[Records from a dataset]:
---------------
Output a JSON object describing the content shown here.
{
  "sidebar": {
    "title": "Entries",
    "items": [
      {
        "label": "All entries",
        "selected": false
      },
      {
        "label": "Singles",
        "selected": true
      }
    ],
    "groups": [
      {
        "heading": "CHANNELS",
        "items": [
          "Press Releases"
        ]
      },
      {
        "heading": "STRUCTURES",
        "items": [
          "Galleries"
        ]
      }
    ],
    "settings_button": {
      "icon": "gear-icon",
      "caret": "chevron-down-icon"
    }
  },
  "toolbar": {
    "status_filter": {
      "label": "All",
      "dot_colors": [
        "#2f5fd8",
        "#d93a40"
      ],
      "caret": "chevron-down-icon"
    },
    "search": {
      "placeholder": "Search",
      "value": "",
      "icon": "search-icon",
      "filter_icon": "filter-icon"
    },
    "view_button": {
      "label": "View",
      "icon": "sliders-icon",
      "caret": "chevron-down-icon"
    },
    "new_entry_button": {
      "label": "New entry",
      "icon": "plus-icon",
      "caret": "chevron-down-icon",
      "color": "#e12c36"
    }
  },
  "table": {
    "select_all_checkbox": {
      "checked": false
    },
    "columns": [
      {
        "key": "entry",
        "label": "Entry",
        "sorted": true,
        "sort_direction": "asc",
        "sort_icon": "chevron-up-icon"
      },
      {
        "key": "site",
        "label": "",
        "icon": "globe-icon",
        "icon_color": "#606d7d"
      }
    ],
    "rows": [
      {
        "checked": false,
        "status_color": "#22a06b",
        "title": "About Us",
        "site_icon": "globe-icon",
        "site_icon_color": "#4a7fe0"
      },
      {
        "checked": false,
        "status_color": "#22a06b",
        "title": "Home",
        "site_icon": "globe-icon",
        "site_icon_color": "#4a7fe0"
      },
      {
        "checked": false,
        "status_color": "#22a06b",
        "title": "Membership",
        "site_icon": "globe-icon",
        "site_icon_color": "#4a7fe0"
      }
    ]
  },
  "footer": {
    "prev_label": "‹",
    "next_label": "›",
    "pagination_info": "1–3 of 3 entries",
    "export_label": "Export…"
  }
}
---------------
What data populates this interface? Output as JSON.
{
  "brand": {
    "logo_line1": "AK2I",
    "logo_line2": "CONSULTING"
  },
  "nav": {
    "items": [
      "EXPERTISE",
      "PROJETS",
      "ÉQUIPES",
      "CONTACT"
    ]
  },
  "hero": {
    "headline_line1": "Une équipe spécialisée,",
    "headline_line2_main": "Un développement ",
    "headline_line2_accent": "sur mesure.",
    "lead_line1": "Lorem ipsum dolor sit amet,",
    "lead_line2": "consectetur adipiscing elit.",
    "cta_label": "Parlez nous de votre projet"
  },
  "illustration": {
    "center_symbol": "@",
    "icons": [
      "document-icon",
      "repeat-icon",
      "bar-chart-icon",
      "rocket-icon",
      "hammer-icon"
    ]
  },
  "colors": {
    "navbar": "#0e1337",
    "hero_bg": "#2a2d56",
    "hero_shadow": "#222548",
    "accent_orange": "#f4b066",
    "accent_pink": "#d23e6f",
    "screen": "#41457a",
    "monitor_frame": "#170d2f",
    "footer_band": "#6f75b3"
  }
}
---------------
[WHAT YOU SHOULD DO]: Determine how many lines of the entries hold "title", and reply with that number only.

[ANSWER TO THIS TASK]: 4